PROMPT:
Every line of the data must be copied exactly.

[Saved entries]
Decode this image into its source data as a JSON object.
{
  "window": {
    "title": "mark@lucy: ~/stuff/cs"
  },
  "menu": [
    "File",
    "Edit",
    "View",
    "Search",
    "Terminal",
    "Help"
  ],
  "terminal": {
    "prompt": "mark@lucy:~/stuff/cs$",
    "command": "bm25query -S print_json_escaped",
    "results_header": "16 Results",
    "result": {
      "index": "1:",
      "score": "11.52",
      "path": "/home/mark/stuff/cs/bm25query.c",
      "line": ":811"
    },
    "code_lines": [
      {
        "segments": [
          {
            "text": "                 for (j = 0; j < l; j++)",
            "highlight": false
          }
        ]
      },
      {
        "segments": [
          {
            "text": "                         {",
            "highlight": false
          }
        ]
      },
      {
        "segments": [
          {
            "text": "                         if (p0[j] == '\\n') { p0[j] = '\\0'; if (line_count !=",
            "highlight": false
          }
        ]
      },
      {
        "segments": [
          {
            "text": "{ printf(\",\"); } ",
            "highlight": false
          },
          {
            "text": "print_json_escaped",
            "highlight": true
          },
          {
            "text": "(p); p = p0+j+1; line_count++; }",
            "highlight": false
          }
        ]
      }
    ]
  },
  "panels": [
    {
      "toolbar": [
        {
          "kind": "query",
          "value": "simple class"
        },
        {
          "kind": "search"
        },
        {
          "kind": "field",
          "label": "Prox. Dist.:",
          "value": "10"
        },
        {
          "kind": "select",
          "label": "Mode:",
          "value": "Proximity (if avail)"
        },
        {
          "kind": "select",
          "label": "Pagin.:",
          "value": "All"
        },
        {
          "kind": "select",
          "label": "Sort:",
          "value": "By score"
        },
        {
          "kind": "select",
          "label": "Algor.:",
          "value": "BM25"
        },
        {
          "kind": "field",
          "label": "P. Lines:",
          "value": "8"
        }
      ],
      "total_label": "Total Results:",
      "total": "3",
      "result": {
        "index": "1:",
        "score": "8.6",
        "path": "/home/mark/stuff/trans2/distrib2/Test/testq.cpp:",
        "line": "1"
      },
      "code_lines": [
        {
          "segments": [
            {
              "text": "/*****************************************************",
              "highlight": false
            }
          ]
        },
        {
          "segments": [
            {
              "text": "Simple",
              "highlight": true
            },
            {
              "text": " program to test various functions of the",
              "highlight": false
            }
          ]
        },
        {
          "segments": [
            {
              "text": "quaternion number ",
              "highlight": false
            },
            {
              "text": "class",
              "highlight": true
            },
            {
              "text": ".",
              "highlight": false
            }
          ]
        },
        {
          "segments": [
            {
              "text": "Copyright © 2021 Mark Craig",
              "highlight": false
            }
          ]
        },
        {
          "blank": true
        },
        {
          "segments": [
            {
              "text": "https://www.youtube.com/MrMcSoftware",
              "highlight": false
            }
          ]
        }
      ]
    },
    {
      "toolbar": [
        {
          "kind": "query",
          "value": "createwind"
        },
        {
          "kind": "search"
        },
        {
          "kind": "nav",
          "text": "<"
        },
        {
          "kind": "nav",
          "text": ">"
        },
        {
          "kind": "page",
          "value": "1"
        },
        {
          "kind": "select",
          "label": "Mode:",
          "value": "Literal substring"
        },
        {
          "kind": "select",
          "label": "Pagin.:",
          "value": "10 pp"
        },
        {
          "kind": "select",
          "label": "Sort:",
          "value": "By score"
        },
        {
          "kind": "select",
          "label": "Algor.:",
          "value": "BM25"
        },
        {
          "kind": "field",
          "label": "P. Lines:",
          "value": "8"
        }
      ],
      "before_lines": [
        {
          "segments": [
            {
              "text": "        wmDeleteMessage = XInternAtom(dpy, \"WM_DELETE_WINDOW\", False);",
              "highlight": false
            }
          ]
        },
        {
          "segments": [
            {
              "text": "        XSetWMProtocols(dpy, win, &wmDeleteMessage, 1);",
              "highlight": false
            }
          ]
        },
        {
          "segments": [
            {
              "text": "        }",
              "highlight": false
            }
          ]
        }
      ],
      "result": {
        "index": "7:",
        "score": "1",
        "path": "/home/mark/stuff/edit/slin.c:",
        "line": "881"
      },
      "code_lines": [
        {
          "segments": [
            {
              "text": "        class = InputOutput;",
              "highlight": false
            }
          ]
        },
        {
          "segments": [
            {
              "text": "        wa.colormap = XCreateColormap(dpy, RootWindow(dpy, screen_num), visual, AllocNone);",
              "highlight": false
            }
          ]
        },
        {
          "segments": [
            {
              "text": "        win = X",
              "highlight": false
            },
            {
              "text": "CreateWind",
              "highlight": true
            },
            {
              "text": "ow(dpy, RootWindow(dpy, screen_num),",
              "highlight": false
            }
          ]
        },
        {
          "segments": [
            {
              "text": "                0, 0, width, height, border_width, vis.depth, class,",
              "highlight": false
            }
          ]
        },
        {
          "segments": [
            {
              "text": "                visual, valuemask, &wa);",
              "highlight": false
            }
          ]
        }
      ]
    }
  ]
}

SOLUTION FOR THIS PROBLEM:
Decode this image into its source data as a JSON object.
{
  "window": {
    "title": "mark@lucy: ~/stuff/cs"
  },
  "menu": [
    "File",
    "Edit",
    "View",
    "Search",
    "Terminal",
    "Help"
  ],
  "terminal": {
    "prompt": "mark@lucy:~/stuff/cs$",
    "command": "bm25query -S print_json_escaped",
    "results_header": "16 Results",
    "result": {
      "index": "1:",
      "score": "11.52",
      "path": "/home/mark/stuff/cs/bm25query.c",
      "line": ":811"
    },
    "code_lines": [
      {
        "segments": [
          {
            "text": "                 for (j = 0; j < l; j++)",
            "highlight": false
          }
        ]
      },
      {
        "segments": [
          {
            "text": "                         {",
            "highlight": false
          }
        ]
      },
      {
        "segments": [
          {
            "text": "                         if (p0[j] == '\\n') { p0[j] = '\\0'; if (line_count !=",
            "highlight": false
          }
        ]
      },
      {
        "segments": [
          {
            "text": "{ printf(\",\"); } ",
            "highlight": false
          },
          {
            "text": "print_json_escaped",
            "highlight": true
          },
          {
            "text": "(p); p = p0+j+1; line_count++; }",
            "highlight": false
          }
        ]
      }
    ]
  },
  "panels": [
    {
      "toolbar": [
        {
          "kind": "query",
          "value": "simple class"
        },
        {
          "kind": "search"
        },
        {
          "kind": "field",
          "label": "Prox. Dist.:",
          "value": "10"
        },
        {
          "kind": "select",
          "label": "Mode:",
          "value": "Proximity (if avail)"
        },
        {
          "kind": "select",
          "label": "Pagin.:",
          "value": "All"
        },
        {
          "kind": "select",
          "label": "Sort:",
          "value": "By score"
        },
        {
          "kind": "select",
          "label": "Algor.:",
          "value": "BM25"
        },
        {
          "kind": "field",
          "label": "P. Lines:",
          "value": "8"
        }
      ],
      "total_label": "Total Results:",
      "total": "3",
      "result": {
        "index": "1:",
        "score": "8.6",
        "path": "/home/mark/stuff/trans2/distrib2/Test/testq.cpp:",
        "line": "1"
      },
      "code_lines": [
        {
          "segments": [
            {
              "text": "/*****************************************************",
              "highlight": false
            }
          ]
        },
        {
          "segments": [
            {
              "text": "Simple",
              "highlight": true
            },
            {
              "text": " program to test various functions of the",
              "highlight": false
            }
          ]
        },
        {
          "segments": [
            {
              "text": "quaternion number ",
              "highlight": false
            },
            {
              "text": "class",
              "highlight": true
            },
            {
              "text": ".",
              "highlight": false
            }
          ]
        },
        {
          "segments": [
            {
              "text": "Copyright © 2021 Mark Craig",
              "highlight": false
            }
          ]
        },
        {
          "blank": true
        },
        {
          "segments": [
            {
              "text": "https://www.youtube.com/MrMcSoftware",
              "highlight": false
            }
          ]
        }
      ]
    },
    {
      "toolbar": [
        {
          "kind": "query",
          "value": "createwind"
        },
        {
          "kind": "search"
        },
        {
          "kind": "nav",
          "text": "<"
        },
        {
          "kind": "nav",
          "text": ">"
        },
        {
          "kind": "page",
          "value": "1"
        },
        {
          "kind": "select",
          "label": "Mode:",
          "value": "Literal substring"
        },
        {
          "kind": "select",
          "label": "Pagin.:",
          "value": "10 pp"
        },
        {
          "kind": "select",
          "label": "Sort:",
          "value": "By score"
        },
        {
          "kind": "select",
          "label": "Algor.:",
          "value": "BM25"
        },
        {
          "kind": "field",
          "label": "P. Lines:",
          "value": "8"
        }
      ],
      "before_lines": [
        {
          "segments": [
            {
              "text": "        wmDeleteMessage = XInternAtom(dpy, \"WM_DELETE_WINDOW\", False);",
              "highlight": false
            }
          ]
        },
        {
          "segments": [
            {
              "text": "        XSetWMProtocols(dpy, win, &wmDeleteMessage, 1);",
              "highlight": false
            }
          ]
        },
        {
          "segments": [
            {
              "text": "        }",
              "highlight": false
            }
          ]
        }
      ],
      "result": {
        "index": "7:",
        "score": "1",
        "path": "/home/mark/stuff/edit/slin.c:",
        "line": "881"
      },
      "code_lines": [
        {
          "segments": [
            {
              "text": "        class = InputOutput;",
              "highlight": false
            }
          ]
        },
        {
          "segments": [
            {
              "text": "        wa.colormap = XCreateColormap(dpy, RootWindow(dpy, screen_num), visual, AllocNone);",
              "highlight": false
            }
          ]
        },
        {
          "segments": [
            {
              "text": "        win = X",
              "highlight": false
            },
            {
              "text": "CreateWind",
              "highlight": true
            },
            {
              "text": "ow(dpy, RootWindow(dpy, screen_num),",
              "highlight": false
            }
          ]
        },
        {
          "segments": [
            {
              "text": "                0, 0, width, height, border_width, vis.depth, class,",
              "highlight": false
            }
          ]
        },
        {
          "segments": [
            {
              "text": "                visual, valuemask, &wa);",
              "highlight": false
            }
          ]
        }
      ]
    }
  ]
}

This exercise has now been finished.